> **Task directions**
Count the lines holding the string "icon" in the records, and give only the count.
---- Data provided
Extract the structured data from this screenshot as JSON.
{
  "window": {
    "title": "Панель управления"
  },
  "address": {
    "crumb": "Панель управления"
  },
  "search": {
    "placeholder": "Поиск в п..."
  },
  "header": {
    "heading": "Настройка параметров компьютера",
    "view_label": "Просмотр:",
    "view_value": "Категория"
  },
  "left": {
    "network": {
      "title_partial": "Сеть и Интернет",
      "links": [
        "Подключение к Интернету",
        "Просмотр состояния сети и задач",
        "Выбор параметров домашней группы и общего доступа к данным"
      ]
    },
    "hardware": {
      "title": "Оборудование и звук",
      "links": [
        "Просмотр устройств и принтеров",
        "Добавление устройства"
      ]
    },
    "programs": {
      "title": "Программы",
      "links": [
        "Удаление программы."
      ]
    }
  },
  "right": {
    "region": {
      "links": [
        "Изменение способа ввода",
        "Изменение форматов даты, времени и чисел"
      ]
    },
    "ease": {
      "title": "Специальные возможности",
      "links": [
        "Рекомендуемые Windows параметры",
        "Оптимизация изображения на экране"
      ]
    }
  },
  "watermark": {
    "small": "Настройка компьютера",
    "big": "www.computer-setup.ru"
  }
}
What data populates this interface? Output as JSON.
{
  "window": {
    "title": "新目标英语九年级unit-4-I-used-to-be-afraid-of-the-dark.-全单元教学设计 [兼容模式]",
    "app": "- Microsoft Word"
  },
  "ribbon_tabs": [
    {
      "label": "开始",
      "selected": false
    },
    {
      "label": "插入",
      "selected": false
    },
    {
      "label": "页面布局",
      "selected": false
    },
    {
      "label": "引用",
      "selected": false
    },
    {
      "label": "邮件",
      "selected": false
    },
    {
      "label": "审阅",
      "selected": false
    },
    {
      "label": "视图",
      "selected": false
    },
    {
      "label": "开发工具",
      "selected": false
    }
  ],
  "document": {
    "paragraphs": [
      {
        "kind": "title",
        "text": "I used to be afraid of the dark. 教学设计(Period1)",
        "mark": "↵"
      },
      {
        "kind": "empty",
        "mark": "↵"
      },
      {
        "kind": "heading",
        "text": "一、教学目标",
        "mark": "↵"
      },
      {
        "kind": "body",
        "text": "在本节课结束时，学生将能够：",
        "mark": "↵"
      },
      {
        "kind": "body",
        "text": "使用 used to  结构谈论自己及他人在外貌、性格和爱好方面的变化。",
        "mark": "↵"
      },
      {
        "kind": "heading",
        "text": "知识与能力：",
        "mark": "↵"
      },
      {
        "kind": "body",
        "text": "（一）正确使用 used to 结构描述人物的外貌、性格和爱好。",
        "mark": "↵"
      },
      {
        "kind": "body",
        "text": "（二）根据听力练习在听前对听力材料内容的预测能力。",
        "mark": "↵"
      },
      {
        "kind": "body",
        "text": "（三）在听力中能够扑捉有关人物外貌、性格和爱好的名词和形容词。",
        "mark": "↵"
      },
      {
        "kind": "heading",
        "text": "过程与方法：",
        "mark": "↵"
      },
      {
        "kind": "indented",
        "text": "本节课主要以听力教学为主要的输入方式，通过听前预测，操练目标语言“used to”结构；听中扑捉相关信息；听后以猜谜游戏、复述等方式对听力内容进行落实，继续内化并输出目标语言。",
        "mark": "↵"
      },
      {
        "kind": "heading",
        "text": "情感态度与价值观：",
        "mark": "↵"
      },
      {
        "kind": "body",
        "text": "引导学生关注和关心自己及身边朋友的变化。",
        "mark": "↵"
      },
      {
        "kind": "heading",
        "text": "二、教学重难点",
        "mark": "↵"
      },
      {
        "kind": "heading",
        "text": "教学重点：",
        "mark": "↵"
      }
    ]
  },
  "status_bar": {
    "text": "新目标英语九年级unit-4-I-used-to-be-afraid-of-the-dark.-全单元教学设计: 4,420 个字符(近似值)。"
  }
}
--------
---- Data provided
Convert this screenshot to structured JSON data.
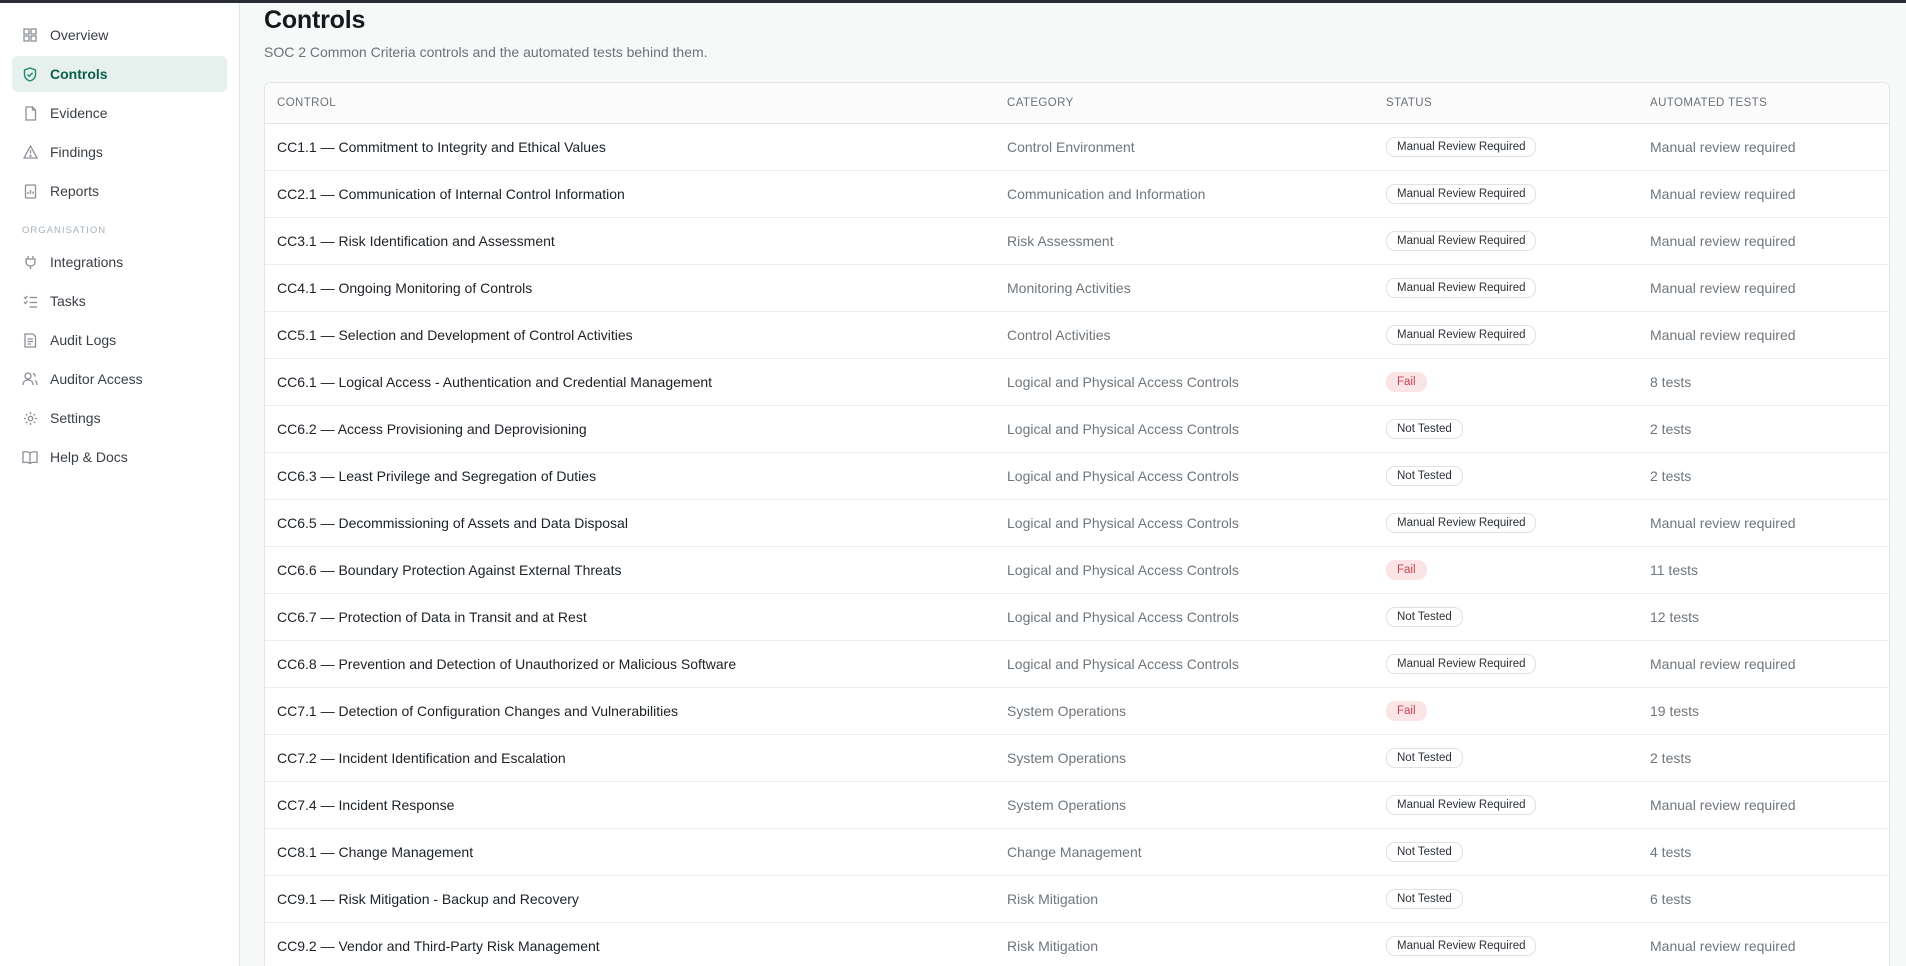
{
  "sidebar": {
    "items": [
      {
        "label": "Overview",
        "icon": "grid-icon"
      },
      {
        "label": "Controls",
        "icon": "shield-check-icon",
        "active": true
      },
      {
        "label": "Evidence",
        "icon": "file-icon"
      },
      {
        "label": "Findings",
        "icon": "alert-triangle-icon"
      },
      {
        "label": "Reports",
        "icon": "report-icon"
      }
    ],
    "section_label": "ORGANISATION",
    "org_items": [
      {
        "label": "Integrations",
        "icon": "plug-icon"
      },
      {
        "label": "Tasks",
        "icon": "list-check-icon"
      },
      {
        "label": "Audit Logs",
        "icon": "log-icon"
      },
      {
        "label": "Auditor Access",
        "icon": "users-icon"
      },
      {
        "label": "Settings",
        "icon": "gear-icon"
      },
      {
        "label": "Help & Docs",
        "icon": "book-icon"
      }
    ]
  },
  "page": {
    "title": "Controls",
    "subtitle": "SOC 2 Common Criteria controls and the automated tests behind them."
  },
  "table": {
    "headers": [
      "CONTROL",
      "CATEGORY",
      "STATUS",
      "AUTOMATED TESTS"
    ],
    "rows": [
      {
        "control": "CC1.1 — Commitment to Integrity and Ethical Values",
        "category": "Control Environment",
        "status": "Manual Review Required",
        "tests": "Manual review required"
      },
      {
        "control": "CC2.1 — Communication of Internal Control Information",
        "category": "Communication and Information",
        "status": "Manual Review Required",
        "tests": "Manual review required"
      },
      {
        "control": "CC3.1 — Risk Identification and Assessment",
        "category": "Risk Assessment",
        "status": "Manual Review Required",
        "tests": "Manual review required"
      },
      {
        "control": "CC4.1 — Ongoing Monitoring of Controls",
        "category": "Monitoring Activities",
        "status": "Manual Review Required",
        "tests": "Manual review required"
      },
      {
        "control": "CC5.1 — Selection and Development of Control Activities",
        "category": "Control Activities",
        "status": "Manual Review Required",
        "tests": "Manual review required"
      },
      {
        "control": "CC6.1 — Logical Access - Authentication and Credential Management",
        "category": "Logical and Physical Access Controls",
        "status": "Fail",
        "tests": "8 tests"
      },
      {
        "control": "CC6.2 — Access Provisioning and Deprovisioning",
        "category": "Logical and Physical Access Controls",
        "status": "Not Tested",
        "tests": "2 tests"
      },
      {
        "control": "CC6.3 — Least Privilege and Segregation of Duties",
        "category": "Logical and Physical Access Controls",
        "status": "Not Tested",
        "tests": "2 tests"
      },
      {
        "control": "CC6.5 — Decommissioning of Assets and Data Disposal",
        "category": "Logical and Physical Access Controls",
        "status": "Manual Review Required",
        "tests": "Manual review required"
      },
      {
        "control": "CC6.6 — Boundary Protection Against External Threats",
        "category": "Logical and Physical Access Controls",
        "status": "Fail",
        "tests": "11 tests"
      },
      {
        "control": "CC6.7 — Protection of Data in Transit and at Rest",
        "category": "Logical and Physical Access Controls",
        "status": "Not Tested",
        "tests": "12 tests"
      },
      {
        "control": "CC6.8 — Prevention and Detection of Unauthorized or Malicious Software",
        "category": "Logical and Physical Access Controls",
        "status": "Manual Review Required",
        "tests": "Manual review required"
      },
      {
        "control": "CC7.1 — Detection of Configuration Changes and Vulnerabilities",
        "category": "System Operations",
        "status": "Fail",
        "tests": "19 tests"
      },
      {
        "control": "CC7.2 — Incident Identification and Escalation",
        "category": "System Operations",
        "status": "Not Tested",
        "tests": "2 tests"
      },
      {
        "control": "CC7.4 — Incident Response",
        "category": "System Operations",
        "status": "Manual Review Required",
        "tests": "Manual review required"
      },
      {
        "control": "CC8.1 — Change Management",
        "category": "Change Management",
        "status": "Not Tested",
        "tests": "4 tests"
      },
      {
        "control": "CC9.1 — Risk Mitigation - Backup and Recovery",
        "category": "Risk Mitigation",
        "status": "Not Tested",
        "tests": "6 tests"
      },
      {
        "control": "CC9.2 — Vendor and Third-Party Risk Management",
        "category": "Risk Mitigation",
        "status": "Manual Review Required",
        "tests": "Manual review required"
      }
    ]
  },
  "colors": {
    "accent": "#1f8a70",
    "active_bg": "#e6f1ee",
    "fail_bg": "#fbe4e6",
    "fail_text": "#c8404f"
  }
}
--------
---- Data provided
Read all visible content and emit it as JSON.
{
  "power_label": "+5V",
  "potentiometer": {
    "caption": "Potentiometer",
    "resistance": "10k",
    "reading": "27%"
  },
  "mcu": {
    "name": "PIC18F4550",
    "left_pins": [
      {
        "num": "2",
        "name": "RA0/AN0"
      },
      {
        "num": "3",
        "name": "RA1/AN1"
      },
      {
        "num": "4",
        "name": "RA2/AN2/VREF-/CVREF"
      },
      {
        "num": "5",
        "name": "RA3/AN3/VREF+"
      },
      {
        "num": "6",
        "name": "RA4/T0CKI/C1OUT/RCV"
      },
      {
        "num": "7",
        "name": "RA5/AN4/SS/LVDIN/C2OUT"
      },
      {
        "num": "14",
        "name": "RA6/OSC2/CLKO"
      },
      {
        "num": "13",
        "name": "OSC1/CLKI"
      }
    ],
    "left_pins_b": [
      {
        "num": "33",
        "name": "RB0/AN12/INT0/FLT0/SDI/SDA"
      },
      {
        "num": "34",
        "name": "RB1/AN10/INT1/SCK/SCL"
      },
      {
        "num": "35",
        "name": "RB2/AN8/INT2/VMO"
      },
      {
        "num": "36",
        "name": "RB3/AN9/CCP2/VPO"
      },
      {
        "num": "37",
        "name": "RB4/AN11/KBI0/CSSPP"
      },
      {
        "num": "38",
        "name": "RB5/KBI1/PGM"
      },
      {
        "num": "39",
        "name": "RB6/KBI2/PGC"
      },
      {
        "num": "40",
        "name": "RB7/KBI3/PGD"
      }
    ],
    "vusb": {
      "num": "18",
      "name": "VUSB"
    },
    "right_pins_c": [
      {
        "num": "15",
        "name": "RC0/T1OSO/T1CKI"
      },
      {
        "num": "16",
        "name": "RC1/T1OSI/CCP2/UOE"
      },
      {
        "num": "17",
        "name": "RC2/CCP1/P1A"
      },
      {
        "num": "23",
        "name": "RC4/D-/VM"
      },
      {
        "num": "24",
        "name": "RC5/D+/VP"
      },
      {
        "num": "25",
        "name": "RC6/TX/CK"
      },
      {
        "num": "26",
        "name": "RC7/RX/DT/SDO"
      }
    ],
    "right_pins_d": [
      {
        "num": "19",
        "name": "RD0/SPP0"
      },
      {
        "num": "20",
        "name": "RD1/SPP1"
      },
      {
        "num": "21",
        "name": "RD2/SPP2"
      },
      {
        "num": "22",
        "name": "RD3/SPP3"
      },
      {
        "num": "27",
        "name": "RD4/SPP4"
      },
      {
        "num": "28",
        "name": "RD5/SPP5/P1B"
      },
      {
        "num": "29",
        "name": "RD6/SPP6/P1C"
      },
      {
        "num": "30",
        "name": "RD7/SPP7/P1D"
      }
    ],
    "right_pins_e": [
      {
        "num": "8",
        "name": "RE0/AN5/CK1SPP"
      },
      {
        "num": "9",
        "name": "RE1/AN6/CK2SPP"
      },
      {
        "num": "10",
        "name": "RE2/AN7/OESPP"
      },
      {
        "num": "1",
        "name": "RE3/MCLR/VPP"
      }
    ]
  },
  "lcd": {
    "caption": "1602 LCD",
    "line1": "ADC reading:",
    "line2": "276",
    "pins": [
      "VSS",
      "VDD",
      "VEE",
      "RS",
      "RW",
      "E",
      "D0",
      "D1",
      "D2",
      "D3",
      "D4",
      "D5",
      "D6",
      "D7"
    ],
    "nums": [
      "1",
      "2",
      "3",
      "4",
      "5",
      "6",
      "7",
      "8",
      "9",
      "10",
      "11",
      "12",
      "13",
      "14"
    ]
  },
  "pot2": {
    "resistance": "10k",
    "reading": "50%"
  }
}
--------
> **Answer box**
11